(Task statement): Count the lines below that include the word "JSON" and write that number alone.

[Data records for software interfaces]
####
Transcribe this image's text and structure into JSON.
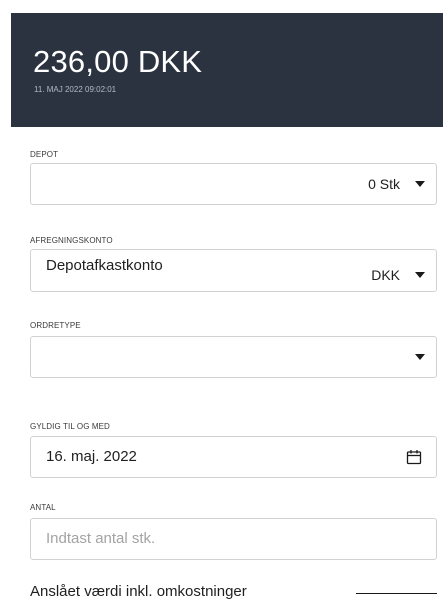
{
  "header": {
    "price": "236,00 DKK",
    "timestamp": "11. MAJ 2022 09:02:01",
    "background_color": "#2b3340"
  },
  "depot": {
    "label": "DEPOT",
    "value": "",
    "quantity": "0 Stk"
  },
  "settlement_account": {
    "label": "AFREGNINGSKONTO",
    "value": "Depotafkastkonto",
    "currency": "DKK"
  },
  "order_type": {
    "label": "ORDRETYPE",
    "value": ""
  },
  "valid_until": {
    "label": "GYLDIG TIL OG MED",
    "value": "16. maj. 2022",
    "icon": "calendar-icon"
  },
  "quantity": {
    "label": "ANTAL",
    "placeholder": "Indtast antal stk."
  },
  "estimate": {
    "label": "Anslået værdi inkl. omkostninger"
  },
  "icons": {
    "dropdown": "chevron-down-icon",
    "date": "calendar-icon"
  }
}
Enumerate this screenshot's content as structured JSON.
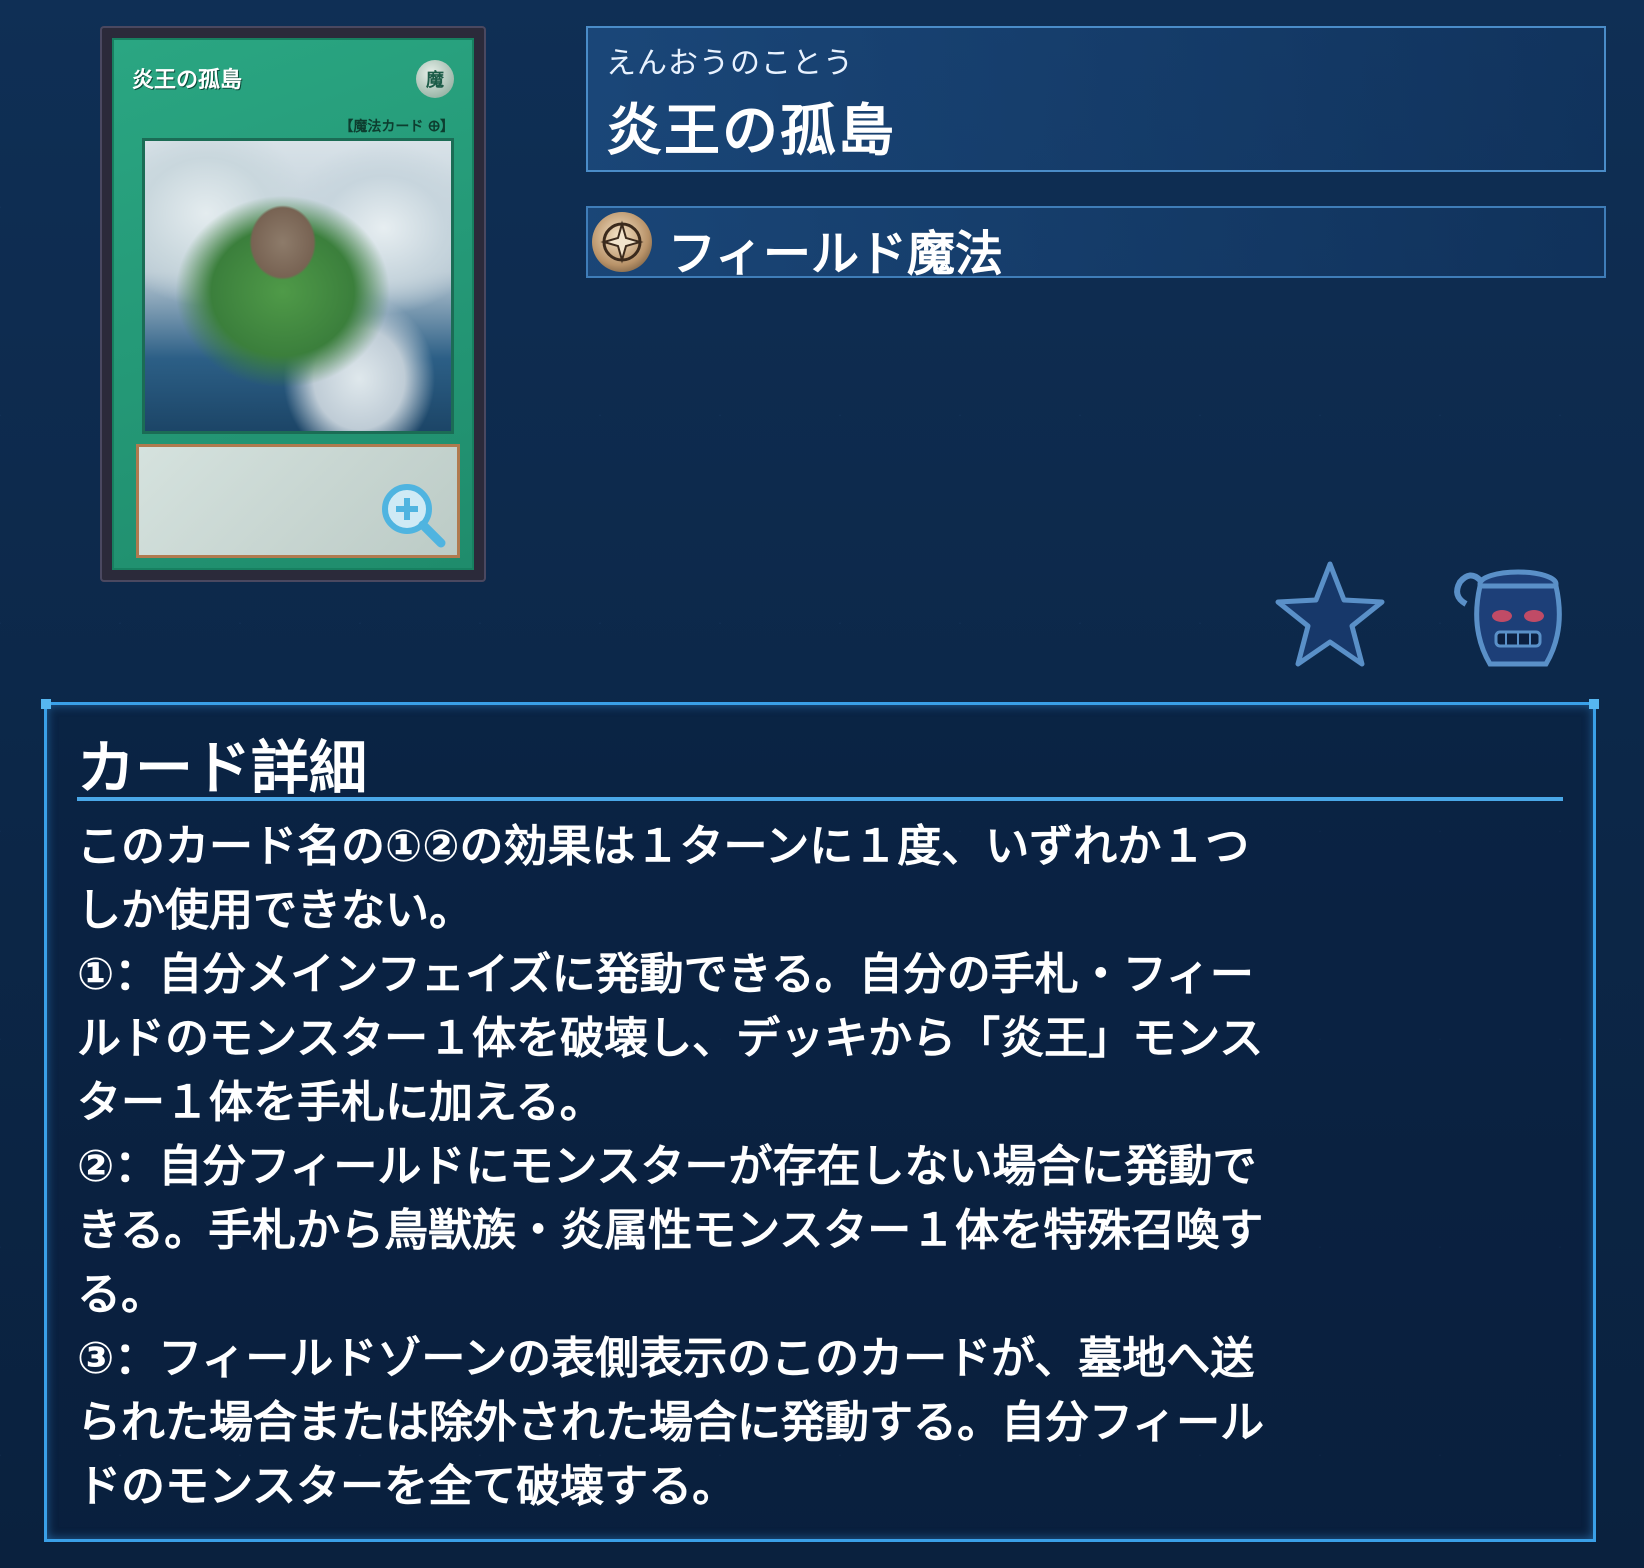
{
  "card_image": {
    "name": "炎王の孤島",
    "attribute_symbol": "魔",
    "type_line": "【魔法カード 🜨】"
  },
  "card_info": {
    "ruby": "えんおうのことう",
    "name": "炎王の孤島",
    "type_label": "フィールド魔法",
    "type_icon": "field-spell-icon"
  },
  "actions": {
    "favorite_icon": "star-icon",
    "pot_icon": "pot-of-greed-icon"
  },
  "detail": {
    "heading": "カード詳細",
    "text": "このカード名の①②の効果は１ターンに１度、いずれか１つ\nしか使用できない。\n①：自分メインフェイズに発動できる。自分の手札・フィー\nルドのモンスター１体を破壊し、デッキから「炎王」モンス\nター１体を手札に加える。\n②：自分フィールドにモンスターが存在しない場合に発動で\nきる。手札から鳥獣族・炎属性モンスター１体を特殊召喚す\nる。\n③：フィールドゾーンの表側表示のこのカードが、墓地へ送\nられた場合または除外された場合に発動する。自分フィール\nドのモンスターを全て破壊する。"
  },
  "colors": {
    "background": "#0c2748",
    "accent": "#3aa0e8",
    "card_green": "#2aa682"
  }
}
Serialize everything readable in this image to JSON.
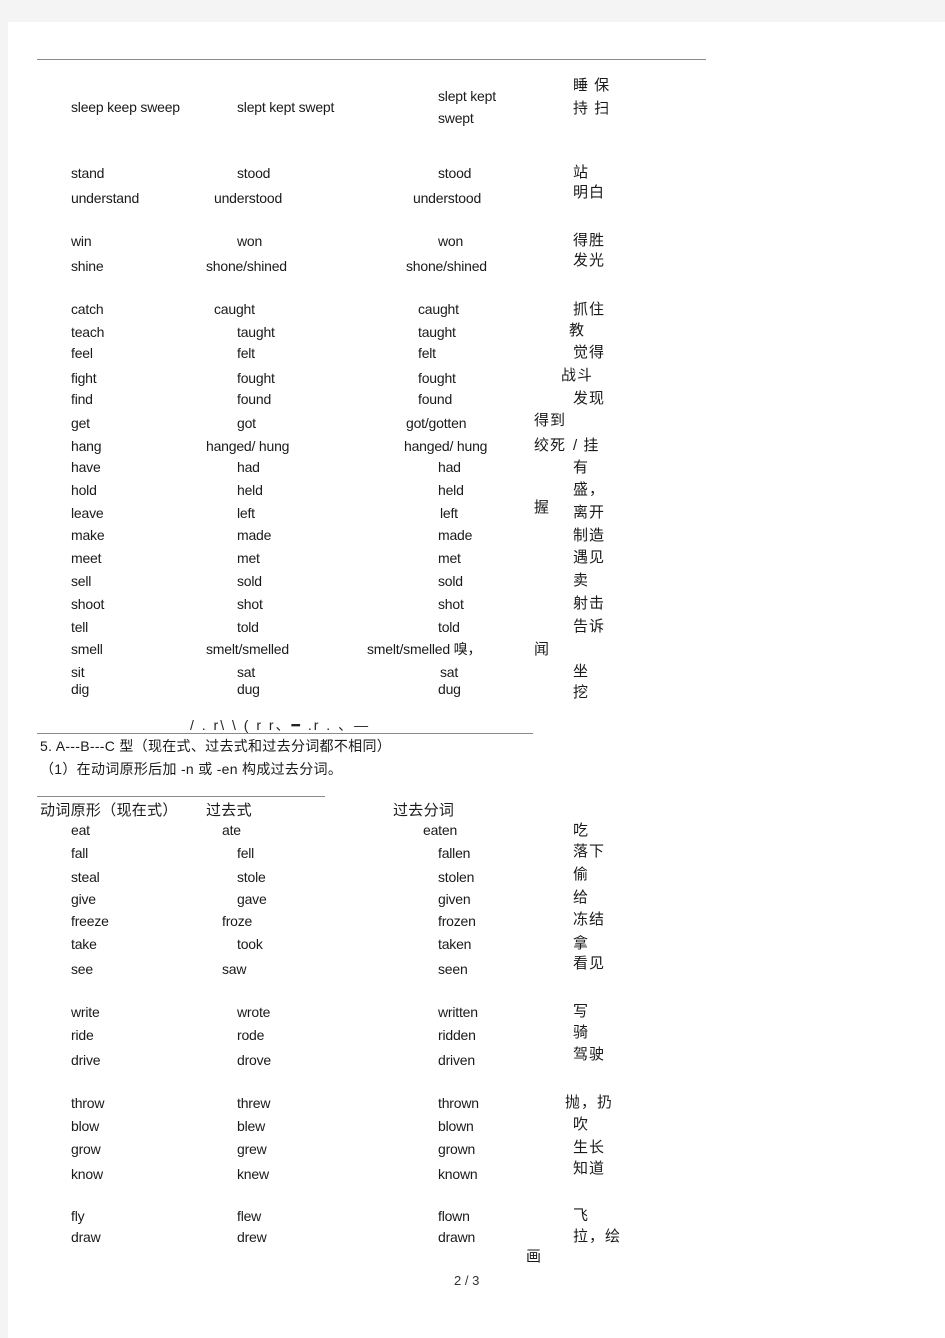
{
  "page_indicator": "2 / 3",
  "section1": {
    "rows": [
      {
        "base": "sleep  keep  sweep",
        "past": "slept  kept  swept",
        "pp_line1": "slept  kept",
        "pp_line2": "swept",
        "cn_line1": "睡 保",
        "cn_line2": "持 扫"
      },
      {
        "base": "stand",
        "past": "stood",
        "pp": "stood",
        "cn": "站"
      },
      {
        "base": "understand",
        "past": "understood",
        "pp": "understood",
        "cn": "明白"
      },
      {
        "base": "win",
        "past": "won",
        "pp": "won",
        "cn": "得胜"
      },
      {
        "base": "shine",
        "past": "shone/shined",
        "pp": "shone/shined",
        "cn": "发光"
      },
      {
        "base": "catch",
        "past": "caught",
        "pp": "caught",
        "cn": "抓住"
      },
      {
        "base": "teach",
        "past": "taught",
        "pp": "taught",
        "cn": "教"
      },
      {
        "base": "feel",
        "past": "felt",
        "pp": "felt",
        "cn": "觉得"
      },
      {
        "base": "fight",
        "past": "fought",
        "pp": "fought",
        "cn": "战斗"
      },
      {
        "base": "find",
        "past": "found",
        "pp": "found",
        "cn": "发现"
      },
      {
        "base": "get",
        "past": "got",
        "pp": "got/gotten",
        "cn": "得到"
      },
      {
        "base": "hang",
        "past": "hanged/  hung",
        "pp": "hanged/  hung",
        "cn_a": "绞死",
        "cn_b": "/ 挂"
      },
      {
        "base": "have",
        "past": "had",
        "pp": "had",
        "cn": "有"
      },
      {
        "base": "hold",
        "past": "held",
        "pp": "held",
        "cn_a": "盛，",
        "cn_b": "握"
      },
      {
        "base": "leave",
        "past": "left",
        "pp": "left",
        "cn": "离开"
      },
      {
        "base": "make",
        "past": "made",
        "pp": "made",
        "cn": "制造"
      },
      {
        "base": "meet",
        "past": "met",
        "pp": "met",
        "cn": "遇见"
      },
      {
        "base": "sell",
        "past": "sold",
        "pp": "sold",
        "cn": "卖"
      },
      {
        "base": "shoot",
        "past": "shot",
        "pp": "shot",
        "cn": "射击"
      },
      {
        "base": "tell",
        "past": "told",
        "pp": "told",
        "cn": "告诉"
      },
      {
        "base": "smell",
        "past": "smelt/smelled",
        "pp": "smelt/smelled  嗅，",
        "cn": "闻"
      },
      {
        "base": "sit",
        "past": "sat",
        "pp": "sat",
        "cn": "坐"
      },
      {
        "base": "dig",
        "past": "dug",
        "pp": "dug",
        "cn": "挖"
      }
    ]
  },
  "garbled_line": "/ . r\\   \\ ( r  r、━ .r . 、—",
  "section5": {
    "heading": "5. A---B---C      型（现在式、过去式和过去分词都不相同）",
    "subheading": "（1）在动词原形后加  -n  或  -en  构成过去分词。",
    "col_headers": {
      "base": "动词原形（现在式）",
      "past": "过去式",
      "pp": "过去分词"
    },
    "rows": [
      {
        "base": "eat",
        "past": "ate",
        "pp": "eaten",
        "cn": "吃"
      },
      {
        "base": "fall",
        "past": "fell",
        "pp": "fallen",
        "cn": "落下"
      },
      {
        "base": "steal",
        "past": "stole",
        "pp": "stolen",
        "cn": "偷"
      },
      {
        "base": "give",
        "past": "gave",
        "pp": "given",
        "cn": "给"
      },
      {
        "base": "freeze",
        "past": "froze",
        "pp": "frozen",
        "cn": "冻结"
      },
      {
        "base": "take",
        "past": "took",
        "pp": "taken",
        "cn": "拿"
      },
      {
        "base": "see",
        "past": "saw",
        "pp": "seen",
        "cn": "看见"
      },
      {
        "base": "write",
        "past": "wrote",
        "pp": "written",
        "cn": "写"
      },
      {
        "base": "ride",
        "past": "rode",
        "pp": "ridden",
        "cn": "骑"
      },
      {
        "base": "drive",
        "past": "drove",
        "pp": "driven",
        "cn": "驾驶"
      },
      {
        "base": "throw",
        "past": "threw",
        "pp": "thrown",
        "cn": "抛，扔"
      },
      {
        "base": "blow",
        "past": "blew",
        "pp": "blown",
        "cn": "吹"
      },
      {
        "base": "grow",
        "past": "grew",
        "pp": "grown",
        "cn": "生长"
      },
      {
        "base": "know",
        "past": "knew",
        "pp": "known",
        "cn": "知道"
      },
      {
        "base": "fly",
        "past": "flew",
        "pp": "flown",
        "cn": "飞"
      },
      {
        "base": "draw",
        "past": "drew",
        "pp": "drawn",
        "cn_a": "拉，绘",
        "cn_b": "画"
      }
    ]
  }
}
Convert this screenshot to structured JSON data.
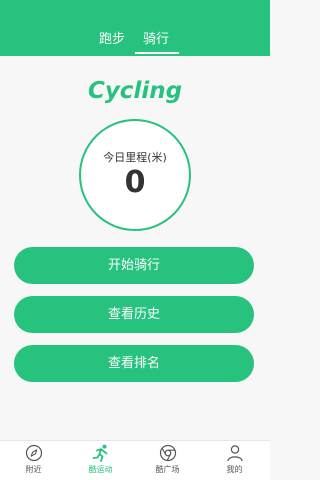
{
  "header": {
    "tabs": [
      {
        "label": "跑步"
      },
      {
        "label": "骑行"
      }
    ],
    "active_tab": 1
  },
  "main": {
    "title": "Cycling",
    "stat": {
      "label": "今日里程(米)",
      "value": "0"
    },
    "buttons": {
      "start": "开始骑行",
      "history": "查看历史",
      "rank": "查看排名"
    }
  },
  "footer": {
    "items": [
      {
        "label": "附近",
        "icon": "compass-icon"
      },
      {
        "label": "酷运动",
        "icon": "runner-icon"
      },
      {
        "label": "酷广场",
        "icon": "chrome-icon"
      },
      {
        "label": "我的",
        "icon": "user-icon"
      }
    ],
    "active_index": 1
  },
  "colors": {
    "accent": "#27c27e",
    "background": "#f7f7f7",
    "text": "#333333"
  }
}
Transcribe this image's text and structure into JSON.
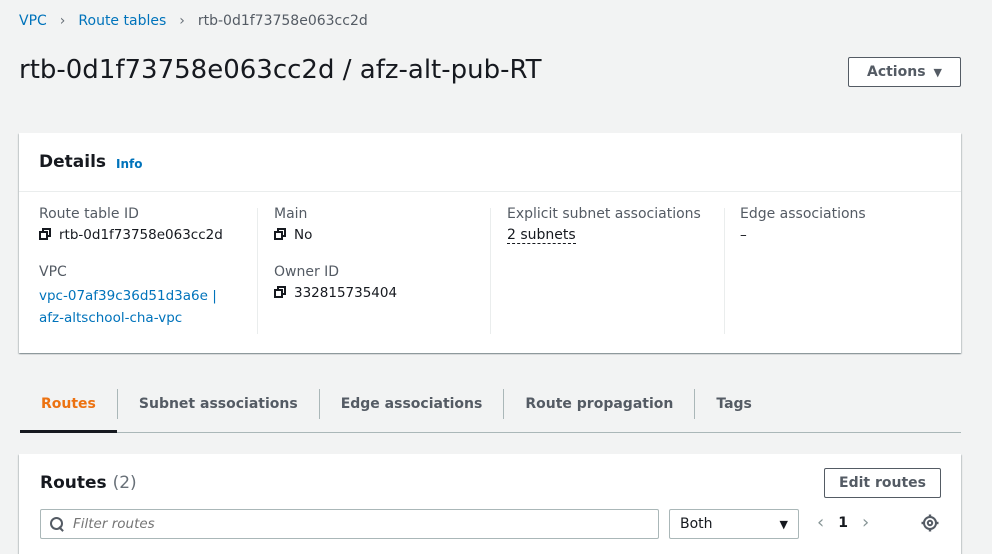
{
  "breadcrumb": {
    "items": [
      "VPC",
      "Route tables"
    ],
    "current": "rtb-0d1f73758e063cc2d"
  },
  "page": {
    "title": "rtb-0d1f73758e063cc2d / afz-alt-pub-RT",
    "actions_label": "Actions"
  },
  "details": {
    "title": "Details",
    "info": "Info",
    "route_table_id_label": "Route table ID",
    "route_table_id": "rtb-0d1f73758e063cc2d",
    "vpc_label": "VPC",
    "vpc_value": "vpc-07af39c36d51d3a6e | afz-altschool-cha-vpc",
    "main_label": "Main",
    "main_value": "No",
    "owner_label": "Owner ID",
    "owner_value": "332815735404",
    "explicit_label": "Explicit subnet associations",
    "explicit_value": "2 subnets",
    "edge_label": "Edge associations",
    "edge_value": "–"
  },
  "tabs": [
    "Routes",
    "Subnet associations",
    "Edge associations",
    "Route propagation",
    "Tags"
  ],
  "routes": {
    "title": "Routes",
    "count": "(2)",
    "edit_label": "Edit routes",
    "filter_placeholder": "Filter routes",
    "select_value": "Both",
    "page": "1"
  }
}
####
(Reply to the exercise): 5